◆ Work request: The reply should be one number: how many lines of the data below contain "heading".

Data excerpts Start Marker

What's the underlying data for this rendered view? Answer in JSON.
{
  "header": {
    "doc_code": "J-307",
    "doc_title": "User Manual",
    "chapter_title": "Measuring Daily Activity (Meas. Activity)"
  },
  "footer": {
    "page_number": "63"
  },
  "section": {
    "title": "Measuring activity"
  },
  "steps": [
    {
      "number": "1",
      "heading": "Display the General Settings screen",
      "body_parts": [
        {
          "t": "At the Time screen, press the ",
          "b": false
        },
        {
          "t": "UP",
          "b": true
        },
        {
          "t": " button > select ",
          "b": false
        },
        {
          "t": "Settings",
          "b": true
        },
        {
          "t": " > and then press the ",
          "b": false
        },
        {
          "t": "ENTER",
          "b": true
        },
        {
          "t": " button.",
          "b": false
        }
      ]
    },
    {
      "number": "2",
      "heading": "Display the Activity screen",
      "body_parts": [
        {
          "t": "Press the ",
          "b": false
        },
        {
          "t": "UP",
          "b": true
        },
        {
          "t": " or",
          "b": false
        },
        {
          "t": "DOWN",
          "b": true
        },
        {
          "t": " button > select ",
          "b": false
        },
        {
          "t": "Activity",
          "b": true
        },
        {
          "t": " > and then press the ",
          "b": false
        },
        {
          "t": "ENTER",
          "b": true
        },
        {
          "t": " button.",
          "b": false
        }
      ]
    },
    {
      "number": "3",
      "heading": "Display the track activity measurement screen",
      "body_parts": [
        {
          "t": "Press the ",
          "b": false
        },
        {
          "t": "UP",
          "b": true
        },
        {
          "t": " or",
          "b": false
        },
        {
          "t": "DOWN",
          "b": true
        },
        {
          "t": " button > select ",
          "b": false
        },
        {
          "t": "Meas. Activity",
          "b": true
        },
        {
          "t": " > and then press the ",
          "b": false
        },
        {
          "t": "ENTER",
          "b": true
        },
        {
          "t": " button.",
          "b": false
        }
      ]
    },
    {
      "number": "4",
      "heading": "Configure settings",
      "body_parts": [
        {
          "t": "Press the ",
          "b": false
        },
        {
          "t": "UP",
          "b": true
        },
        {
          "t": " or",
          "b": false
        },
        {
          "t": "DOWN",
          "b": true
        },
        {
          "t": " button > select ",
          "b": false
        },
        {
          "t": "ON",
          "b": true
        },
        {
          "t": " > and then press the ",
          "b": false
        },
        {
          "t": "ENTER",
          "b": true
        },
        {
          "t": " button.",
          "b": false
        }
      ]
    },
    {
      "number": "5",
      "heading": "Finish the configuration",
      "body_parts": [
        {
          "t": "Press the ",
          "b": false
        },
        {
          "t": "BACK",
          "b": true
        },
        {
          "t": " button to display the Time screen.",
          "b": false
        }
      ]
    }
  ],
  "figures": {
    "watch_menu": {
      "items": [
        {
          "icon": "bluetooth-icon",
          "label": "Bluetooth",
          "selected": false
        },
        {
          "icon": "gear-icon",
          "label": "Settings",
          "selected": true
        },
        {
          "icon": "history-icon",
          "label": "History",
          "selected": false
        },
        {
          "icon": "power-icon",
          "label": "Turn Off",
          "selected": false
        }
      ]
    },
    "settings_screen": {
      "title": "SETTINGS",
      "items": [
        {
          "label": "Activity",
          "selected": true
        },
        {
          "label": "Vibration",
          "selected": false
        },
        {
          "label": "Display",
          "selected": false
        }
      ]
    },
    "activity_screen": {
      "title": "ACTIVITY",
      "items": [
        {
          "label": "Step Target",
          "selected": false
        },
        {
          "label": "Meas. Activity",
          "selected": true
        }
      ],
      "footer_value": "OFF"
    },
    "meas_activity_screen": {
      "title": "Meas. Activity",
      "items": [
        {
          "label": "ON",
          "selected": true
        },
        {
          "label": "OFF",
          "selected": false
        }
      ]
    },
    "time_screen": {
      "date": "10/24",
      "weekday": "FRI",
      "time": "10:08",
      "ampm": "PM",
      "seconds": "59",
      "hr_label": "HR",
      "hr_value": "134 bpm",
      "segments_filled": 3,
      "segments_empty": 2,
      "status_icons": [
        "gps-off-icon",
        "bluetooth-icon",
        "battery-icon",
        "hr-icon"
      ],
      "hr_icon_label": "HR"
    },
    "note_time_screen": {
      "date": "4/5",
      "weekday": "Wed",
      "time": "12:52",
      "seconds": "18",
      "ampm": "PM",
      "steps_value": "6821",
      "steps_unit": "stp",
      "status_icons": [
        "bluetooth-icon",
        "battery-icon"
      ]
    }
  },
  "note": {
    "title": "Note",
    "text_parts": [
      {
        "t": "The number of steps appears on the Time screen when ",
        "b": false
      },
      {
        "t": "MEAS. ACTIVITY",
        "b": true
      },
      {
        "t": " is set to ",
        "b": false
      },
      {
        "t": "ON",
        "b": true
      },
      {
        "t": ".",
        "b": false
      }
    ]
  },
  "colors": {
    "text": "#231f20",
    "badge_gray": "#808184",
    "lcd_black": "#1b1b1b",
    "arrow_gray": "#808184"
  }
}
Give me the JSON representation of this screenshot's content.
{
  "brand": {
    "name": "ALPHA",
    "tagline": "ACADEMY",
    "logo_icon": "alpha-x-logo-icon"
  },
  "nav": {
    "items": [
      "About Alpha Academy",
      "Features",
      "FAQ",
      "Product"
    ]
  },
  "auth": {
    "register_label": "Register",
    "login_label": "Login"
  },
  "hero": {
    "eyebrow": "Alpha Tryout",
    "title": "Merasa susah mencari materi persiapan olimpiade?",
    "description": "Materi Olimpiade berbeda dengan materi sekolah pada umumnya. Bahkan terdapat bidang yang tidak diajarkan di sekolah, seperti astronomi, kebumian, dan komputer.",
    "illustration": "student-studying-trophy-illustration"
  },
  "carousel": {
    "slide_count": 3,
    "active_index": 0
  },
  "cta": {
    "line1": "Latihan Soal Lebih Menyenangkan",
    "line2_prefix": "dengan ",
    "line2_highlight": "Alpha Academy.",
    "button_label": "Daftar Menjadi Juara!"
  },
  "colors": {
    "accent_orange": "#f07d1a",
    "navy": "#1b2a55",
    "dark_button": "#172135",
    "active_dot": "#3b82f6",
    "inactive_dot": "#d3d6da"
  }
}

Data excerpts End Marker

◆ Answer area: 5